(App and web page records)
^^^^

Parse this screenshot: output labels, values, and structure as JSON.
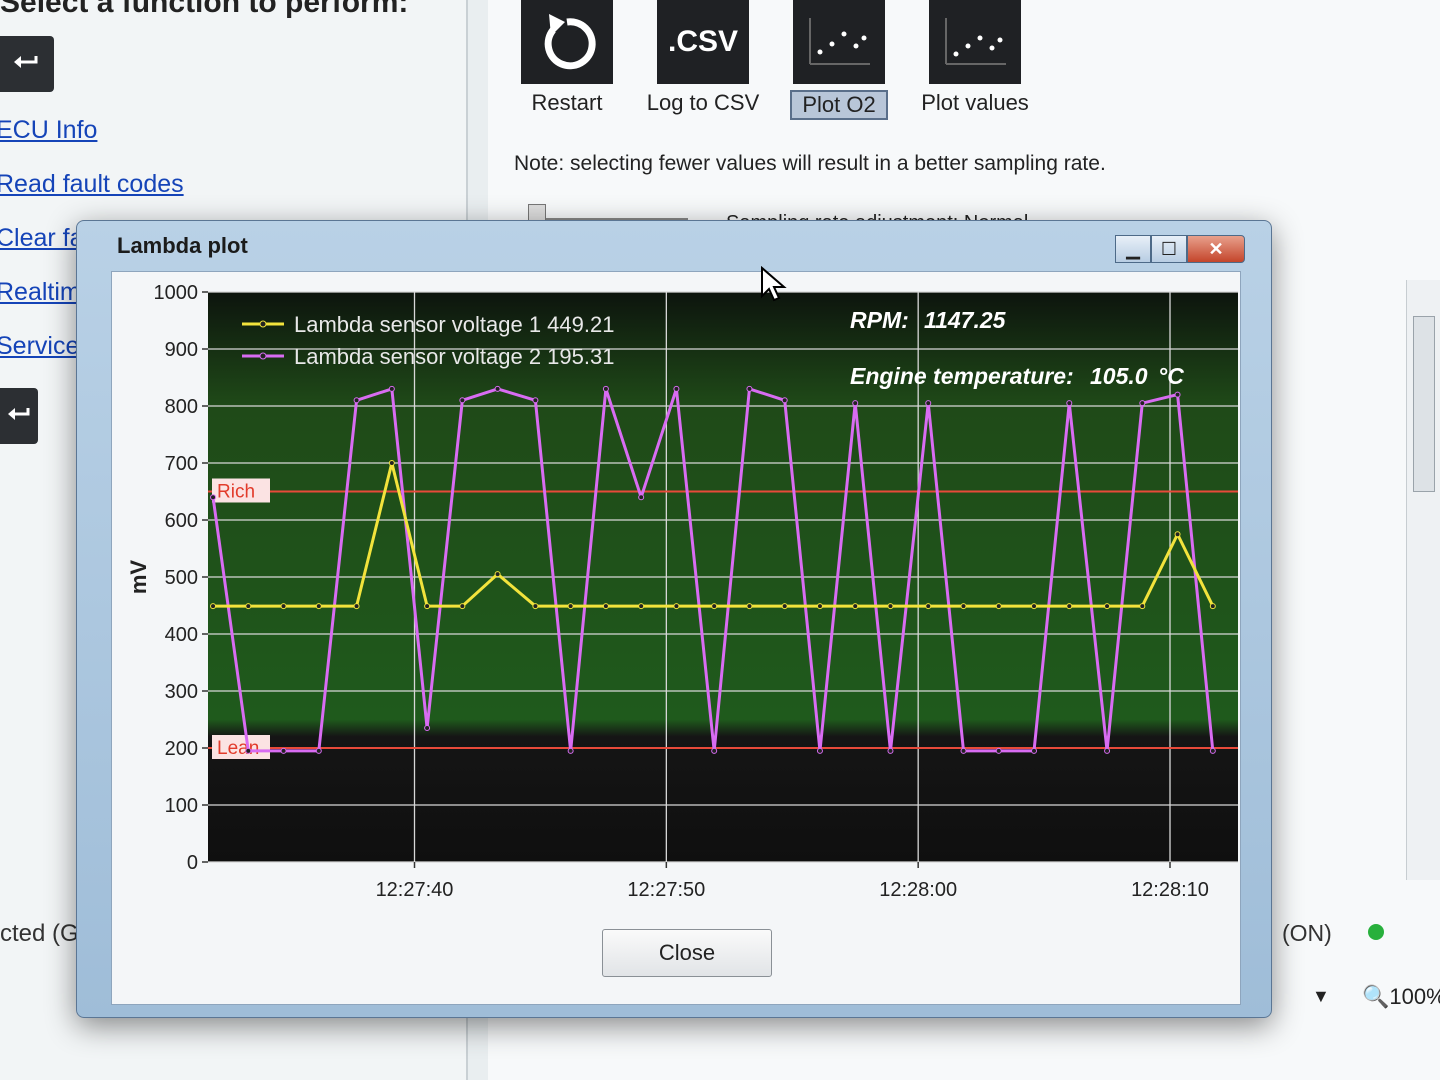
{
  "background_app": {
    "heading": "Select a function to perform:",
    "left_links": [
      "ECU Info",
      "Read fault codes",
      "Clear fault",
      "Realtime",
      "Service fu"
    ],
    "toolbar": [
      {
        "label": "Restart",
        "icon": "restart-icon",
        "tile_text": ""
      },
      {
        "label": "Log to CSV",
        "icon": "csv-icon",
        "tile_text": ".CSV"
      },
      {
        "label": "Plot O2",
        "icon": "plot-icon",
        "tile_text": "",
        "active": true
      },
      {
        "label": "Plot values",
        "icon": "plot-icon",
        "tile_text": ""
      }
    ],
    "note": "Note: selecting fewer values will result in a better sampling rate.",
    "sampling_label": "Sampling rate adjustment: Normal",
    "status_left": "cted (G",
    "status_right": "(ON)",
    "zoom": "100%"
  },
  "dialog": {
    "title": "Lambda plot",
    "close_label": "Close",
    "rpm_label": "RPM:",
    "rpm_value": "1147.25",
    "temp_label": "Engine temperature:",
    "temp_value": "105.0",
    "temp_unit": "°C"
  },
  "chart_data": {
    "type": "line",
    "ylabel": "mV",
    "ylim": [
      0,
      1000
    ],
    "yticks": [
      0,
      100,
      200,
      300,
      400,
      500,
      600,
      700,
      800,
      900,
      1000
    ],
    "xticks": [
      "12:27:40",
      "12:27:50",
      "12:28:00",
      "12:28:10"
    ],
    "xtick_seconds": [
      40,
      50,
      60,
      70
    ],
    "xlim_seconds": [
      31.8,
      72.7
    ],
    "x_seconds": [
      32.0,
      33.4,
      34.8,
      36.2,
      37.7,
      39.1,
      40.5,
      41.9,
      43.3,
      44.8,
      46.2,
      47.6,
      49.0,
      50.4,
      51.9,
      53.3,
      54.7,
      56.1,
      57.5,
      58.9,
      60.4,
      61.8,
      63.2,
      64.6,
      66.0,
      67.5,
      68.9,
      70.3,
      71.7
    ],
    "series": [
      {
        "name": "Lambda sensor voltage 1",
        "current": "449.21",
        "color": "#f2e33c",
        "values": [
          449,
          449,
          449,
          449,
          449,
          700,
          449,
          449,
          505,
          449,
          449,
          449,
          449,
          449,
          449,
          449,
          449,
          449,
          449,
          449,
          449,
          449,
          449,
          449,
          449,
          449,
          449,
          575,
          449
        ]
      },
      {
        "name": "Lambda sensor voltage 2",
        "current": "195.31",
        "color": "#d86cf2",
        "values": [
          640,
          195,
          195,
          195,
          810,
          830,
          235,
          810,
          830,
          810,
          195,
          830,
          640,
          830,
          195,
          830,
          810,
          195,
          805,
          195,
          805,
          195,
          195,
          195,
          805,
          195,
          805,
          820,
          195
        ]
      }
    ],
    "thresholds": [
      {
        "label": "Rich",
        "value": 650,
        "color": "#e84a3a"
      },
      {
        "label": "Lean",
        "value": 200,
        "color": "#e84a3a"
      }
    ],
    "grid": true,
    "legend_position": "top-left"
  }
}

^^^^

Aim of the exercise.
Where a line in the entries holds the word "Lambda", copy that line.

Answer to this problem.
    "title": "Lambda plot",
        "name": "Lambda sensor voltage 1",
        "name": "Lambda sensor voltage 2",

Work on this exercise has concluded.